Like I said, this Sontaran storyline is great overall, using the inspired obstacle of the Sontarans exploiting the Flux to invade Earth, while the entire planet is distracted by the Luparian ship grid. Unfortunately, once it’s over, we have to go back to scratching our heads over the sluggish Flux mystery, which is only getting weirder and more confusing for now. In any case, Yaz finds herself stuck on a planet literally called ‘Time’, where she and Vinder, who also survived the Flux during the previous episode, are tasked with ‘repairing’ time-guarding priestesses called Mouri. Naturally, this doesn’t work too well, and the two are eventually captured by Swarm and Azure, leaving The Doctor helpless as Swarm prepares to kill Yaz and Vinder with time itself. At least this serves as a strong cliffhanger before the following episode though, after so much of this episode’s Mouri and Planet Time material otherwise proves to be dense, dry and unrewarding.

I’m nervous that, after getting such a standout Sontaran storyline in this episode, we’ll now be left with all Flux, all the time for the remainder of this season’s narrative. Hopefully showrunner, Chris Chibnall has at least a couple of more curveballs aside from Doctor Who’s over-arching Series 13 threat, but we’ll just have to see from here. Either way, “War of the Sontarans” is a very engaging and clever episode that finally puts some bite back into the Sontaran race. It’s too bad however that Yaz had to be separated into a less interesting subplot, a subplot that’s mainly there to keep developing this season’s true mystery, a mystery that once again threatens to have Chibnall taking an axe to established Doctor Who lore, history and fans be damned. On the bright side, Dan better excelled as a new companion here, even if he needed backup from Karvanista. I just hope that Doctor Who can start making its Flux mystery less convoluted after this. It’s a cool idea, but it’s not really being presented in a way that makes it the exciting universal threat it deserves to be.

Doctor Who returns to top form with a standout Sontaran mystery in, "War of the Sontarans", even if this episode's Flux subplot is much drier in comparison.

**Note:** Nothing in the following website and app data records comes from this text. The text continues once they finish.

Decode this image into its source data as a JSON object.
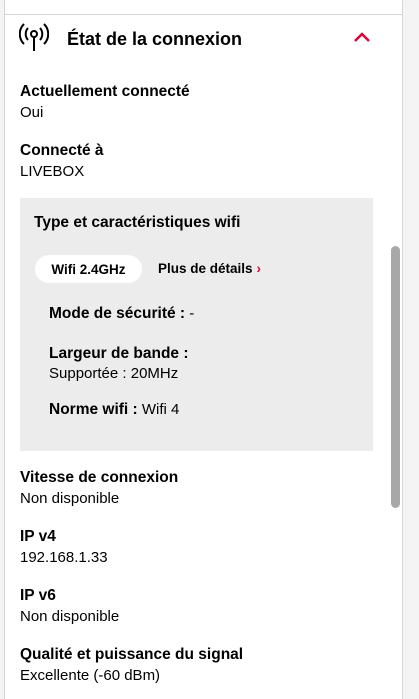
{
  "section": {
    "title": "État de la connexion",
    "icon": "wifi-signal-icon",
    "collapse_icon": "chevron-up-icon",
    "accent_color": "#e0003c"
  },
  "fields_top": [
    {
      "label": "Actuellement connecté",
      "value": "Oui"
    },
    {
      "label": "Connecté à",
      "value": "LIVEBOX"
    }
  ],
  "wifi": {
    "title": "Type et caractéristiques wifi",
    "band": "Wifi 2.4GHz",
    "details_link": "Plus de détails",
    "security_label": "Mode de sécurité :",
    "security_value": "-",
    "bandwidth_label": "Largeur de bande :",
    "bandwidth_value": "Supportée : 20MHz",
    "norm_label": "Norme wifi :",
    "norm_value": "Wifi 4"
  },
  "fields_bottom": [
    {
      "label": "Vitesse de connexion",
      "value": "Non disponible"
    },
    {
      "label": "IP v4",
      "value": "192.168.1.33"
    },
    {
      "label": "IP v6",
      "value": "Non disponible"
    },
    {
      "label": "Qualité et puissance du signal",
      "value": "Excellente (-60 dBm)"
    }
  ]
}
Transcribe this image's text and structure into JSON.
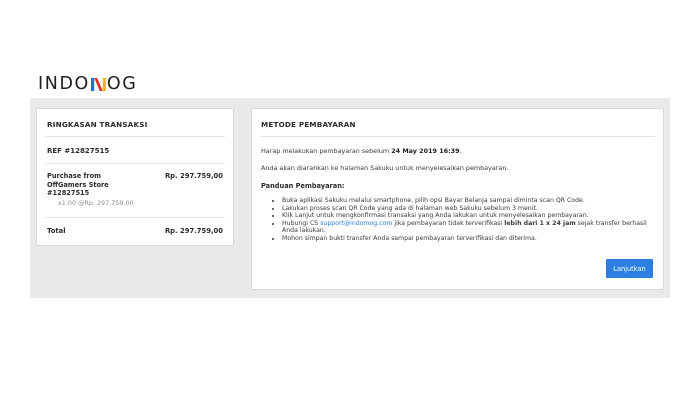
{
  "brand": {
    "logo_left": "INDO",
    "logo_right": "OG",
    "logo_mark": "m-icon"
  },
  "summary": {
    "title": "RINGKASAN TRANSAKSI",
    "ref": "REF #12827515",
    "item_name": "Purchase from OffGamers Store #12827515",
    "item_price": "Rp. 297.759,00",
    "item_qty": "x1.00 @Rp. 297.759,00",
    "total_label": "Total",
    "total_value": "Rp. 297.759,00"
  },
  "payment": {
    "title": "METODE PEMBAYARAN",
    "deadline_text": "Harap melakukan pembayaran sebelum",
    "deadline_value": "24 May 2019 16:39",
    "deadline_end": ".",
    "redirect_text": "Anda akan diarahkan ke halaman Sakuku untuk menyelesaikan pembayaran.",
    "guide_title": "Panduan Pembayaran:",
    "steps": [
      "Buka aplikasi Sakuku melalui smartphone, pilih opsi Bayar Belanja sampai diminta scan QR Code.",
      "Lakukan proses scan QR Code yang ada di halaman web Sakuku sebelum 3 menit.",
      "Klik Lanjut untuk mengkonfirmasi transaksi yang Anda lakukan untuk menyelesaikan pembayaran."
    ],
    "step4_a": "Hubungi CS",
    "step4_link": "support@indomog.com",
    "step4_b": "jika pembayaran tidak terverifikasi",
    "step4_bold": "lebih dari 1 x 24 jam",
    "step4_c": "sejak transfer berhasil Anda lakukan.",
    "step5": "Mohon simpan bukti transfer Anda sampai pembayaran terverifikasi dan diterima.",
    "button_label": "Lanjutkan"
  },
  "colors": {
    "accent": "#2c7fe0",
    "band": "#e9e9e9",
    "link": "#2b7fd3"
  }
}
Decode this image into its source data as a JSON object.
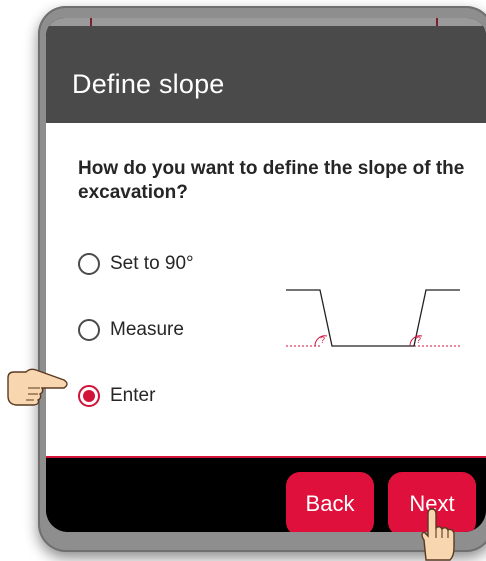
{
  "dialog": {
    "title": "Define slope",
    "question": "How do you want to define the slope of the excavation?"
  },
  "options": [
    {
      "label": "Set to 90°",
      "selected": false
    },
    {
      "label": "Measure",
      "selected": false
    },
    {
      "label": "Enter",
      "selected": true
    }
  ],
  "diagram": {
    "angle_marker": "?"
  },
  "buttons": {
    "back": "Back",
    "next": "Next"
  },
  "colors": {
    "accent": "#e0103c",
    "header": "#4a4a4a",
    "footer": "#000000",
    "device_frame": "#8e8e8e"
  },
  "icons": {
    "pointing_hand": "pointing-hand-icon",
    "tap_hand": "tap-hand-icon"
  }
}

Reader Rating0 Votes
Smart, exciting historical mystery
The Sontarans becoming more imposing again
Dan's useful, if cheeky assistance in the present
Yaz's and Vinder's Flux subplot is disappointingly dull